Balls Head is a small headland reserve jutting into the north side of Port Jackson west of the Harbour Bridge (Sydney sheet, map No. SI 56-5 grid ref. 420818). It has preserved its bushland appearance and been comparatively little interfered with. Vegetation consists of a mixture of indigenous and introduced trees and shrubs; grassy areas are maintained for the benefit of picnickers. Bedrock is Hawkesbury sandstone, with frequent outcroppings, particularly where the headland slopes steeply down to the Harbour. These outcroppings are in the form of both smooth, steep-sided or flat slabs and the characteristically weathered small rock shelters typical of the Sydney area. Many of the slabs are decorated with Aboriginal rock engravings and axe-grinding grooves, and some of the shelters bear rock paintings and hand stencils (Campbell 1899: 14, 17; Miles 1964: 343). There is not a great deal of other Aboriginal occupation evidence apart from the site under consideration, and thin open shell middens which may be detected beneath some of the grassed-over areas.

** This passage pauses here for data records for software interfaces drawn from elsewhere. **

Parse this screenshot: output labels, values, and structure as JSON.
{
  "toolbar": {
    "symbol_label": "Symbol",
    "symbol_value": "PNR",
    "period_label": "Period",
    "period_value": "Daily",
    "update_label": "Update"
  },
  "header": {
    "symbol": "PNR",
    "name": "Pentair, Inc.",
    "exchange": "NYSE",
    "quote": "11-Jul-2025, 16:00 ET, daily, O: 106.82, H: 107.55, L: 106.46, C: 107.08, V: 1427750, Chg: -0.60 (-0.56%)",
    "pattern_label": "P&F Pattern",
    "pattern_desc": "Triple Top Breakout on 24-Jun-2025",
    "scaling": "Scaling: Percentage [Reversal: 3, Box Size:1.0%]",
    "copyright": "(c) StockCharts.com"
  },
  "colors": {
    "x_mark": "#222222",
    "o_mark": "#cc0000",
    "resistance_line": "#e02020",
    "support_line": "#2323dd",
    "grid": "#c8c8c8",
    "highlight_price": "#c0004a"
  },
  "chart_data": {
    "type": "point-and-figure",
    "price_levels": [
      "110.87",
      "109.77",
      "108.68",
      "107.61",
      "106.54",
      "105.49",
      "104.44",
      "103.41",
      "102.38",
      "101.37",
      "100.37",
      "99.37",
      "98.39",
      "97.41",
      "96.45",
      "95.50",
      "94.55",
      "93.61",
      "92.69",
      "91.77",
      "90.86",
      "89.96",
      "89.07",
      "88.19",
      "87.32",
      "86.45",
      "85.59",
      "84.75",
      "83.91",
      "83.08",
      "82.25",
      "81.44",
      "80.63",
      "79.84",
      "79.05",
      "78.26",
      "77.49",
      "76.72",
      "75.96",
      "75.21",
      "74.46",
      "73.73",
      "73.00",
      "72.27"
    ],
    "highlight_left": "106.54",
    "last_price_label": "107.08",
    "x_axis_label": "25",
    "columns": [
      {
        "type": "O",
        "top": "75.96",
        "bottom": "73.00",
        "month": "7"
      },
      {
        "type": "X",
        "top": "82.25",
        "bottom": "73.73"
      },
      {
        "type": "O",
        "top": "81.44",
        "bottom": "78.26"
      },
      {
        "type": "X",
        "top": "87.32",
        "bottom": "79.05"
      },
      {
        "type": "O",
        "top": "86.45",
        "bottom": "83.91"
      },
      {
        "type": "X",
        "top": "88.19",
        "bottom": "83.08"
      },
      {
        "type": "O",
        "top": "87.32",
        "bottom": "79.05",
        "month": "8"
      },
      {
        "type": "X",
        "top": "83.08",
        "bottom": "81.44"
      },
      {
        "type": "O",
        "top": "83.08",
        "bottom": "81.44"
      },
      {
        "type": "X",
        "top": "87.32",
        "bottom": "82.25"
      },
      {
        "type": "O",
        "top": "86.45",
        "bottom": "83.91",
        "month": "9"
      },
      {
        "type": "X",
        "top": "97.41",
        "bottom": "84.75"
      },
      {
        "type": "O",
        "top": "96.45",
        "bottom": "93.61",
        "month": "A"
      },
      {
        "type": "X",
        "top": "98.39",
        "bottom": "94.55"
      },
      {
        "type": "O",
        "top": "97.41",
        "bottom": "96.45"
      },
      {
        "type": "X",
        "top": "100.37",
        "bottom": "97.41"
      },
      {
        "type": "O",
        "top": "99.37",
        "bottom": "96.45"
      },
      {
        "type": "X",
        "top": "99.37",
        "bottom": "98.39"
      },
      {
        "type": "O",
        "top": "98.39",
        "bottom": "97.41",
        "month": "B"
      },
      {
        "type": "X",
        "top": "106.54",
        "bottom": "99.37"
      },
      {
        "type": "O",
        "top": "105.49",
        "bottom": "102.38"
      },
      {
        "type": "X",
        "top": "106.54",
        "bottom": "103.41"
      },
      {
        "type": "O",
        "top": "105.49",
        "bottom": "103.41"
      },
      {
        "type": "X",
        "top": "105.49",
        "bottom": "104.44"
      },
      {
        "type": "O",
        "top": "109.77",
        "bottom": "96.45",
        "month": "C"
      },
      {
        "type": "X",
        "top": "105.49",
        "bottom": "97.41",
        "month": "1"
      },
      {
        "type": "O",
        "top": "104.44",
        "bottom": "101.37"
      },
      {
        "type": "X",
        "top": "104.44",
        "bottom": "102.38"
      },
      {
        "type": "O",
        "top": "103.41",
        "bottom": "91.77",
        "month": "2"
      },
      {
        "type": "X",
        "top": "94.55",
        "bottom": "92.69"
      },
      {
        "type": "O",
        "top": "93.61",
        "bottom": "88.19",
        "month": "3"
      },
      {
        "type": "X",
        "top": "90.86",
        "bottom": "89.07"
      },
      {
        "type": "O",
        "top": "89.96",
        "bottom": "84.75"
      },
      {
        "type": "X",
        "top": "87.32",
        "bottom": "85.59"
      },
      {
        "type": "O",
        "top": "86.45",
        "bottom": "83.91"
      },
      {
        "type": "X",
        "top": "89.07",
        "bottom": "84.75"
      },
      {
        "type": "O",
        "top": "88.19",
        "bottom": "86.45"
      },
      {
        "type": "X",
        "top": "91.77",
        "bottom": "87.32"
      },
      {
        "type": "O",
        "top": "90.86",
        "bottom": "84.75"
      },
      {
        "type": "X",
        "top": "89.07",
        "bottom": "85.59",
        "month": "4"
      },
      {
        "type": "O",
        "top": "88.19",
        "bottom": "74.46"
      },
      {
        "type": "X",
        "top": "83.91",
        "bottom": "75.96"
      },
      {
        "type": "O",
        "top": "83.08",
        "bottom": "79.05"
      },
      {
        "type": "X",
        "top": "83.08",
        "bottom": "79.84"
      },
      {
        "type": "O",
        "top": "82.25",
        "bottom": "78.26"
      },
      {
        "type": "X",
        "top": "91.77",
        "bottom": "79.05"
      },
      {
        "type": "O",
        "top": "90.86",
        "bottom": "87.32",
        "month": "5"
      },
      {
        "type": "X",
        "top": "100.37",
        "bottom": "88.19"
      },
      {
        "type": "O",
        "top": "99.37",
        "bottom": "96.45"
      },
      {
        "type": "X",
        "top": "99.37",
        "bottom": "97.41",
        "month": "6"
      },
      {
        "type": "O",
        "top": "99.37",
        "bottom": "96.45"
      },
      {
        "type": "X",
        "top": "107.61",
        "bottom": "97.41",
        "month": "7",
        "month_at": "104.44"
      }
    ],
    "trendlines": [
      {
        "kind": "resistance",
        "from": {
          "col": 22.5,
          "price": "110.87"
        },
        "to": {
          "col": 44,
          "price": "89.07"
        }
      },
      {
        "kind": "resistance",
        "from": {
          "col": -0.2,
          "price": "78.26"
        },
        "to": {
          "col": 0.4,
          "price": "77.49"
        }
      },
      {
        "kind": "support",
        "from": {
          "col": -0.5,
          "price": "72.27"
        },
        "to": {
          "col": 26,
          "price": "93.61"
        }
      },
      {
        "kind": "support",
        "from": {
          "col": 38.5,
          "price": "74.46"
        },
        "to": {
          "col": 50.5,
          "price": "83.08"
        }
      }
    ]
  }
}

The rock shelter forming the subject of this paper is approximately 65 feet above mean water-level, of a north-easterly aspect (plate 17). I t is not large: about 35 feet long, 7 feet from the drip-line to the back wall of the shelter, and 6 feet from ground surface to underside of overhang are its maximum dimensions (figs 1 and 2). Occupational deposit stretches from the back of the shelter, out beyond the drip-line for about IO feet, where it then begins sloping downwards in a steep talus. There are faint hand stencils on the rear wall of the shelter and the roof is blackened, perhaps from the fires of the original occupants. The deposit consists of compacted shell midden, looser disturbed material, and less compacted midden. Its maximum depth is 2 feet 9 inches.